Rewe is equally trialing a sidewalk robot in the Hamburg area in Germany. Customers can place their orders via the app and employees of the store assemble the products and place them in the cargo hold of the delivery bot. The robot should then reach its destination within two hours thanks to sophisticated technology with sensors, radar, lighting system, artificial intelligence and integrated navigation system.

Customers will then receive a message with a pin via the app, with which they can open the delivery bot. In Lithuania, the retailer goes one step further and is testing an autonomous delivery van with its subsidiary Iki. The small self-driving electric car drives on the road and delivers the order to the customer’s doorstep and notifies them via a mobile app that the order is ready to be picked up. The customer only has to enter the order collection code and collect the purchase.

In Belgium, retail leader Colruyt is testing an autonomous delivery vehicle. After weeks of tests in the parking lot of its DC, it now drives unmanned on public roads. However, the car is monitored remotely by an employee who can intervene if necessary. Carrefour just started a pilot with a delivery robot at a business complex in the country.
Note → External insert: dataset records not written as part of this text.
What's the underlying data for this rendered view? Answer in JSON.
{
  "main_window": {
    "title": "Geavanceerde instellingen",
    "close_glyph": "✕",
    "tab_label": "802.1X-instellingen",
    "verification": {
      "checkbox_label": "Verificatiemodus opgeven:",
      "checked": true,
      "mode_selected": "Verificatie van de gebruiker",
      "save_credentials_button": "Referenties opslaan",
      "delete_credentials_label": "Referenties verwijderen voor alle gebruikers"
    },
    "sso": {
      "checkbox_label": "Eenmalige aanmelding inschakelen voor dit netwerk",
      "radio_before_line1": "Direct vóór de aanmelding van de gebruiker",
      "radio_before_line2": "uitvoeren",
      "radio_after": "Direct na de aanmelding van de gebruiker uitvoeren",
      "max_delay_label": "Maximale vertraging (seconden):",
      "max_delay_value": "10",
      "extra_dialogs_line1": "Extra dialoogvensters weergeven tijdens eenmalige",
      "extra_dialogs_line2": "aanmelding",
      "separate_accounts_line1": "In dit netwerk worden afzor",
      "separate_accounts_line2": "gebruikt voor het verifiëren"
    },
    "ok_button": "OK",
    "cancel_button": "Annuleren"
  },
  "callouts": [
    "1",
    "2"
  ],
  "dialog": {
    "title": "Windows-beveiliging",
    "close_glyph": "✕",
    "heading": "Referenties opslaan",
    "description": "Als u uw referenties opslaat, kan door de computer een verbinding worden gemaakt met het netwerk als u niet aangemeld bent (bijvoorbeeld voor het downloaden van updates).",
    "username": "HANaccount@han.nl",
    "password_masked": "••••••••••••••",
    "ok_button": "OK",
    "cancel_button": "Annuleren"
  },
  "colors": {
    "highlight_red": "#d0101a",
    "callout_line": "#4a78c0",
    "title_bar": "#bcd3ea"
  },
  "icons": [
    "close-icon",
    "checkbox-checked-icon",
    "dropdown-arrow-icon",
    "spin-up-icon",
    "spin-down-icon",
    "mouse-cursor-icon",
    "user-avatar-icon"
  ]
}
Not only the high costs of the last mile, also labour shortages, high wages, the desire for 24/7 availability and mobility problems in cities are pushing retailers to find new solutions. As of now, the legal framework for autonomous delivery cars on public roads isn’t there, the EU Commission has taken on the topic and is currently creating such a framework with new regulations. So far, however, many national and local permits have been required.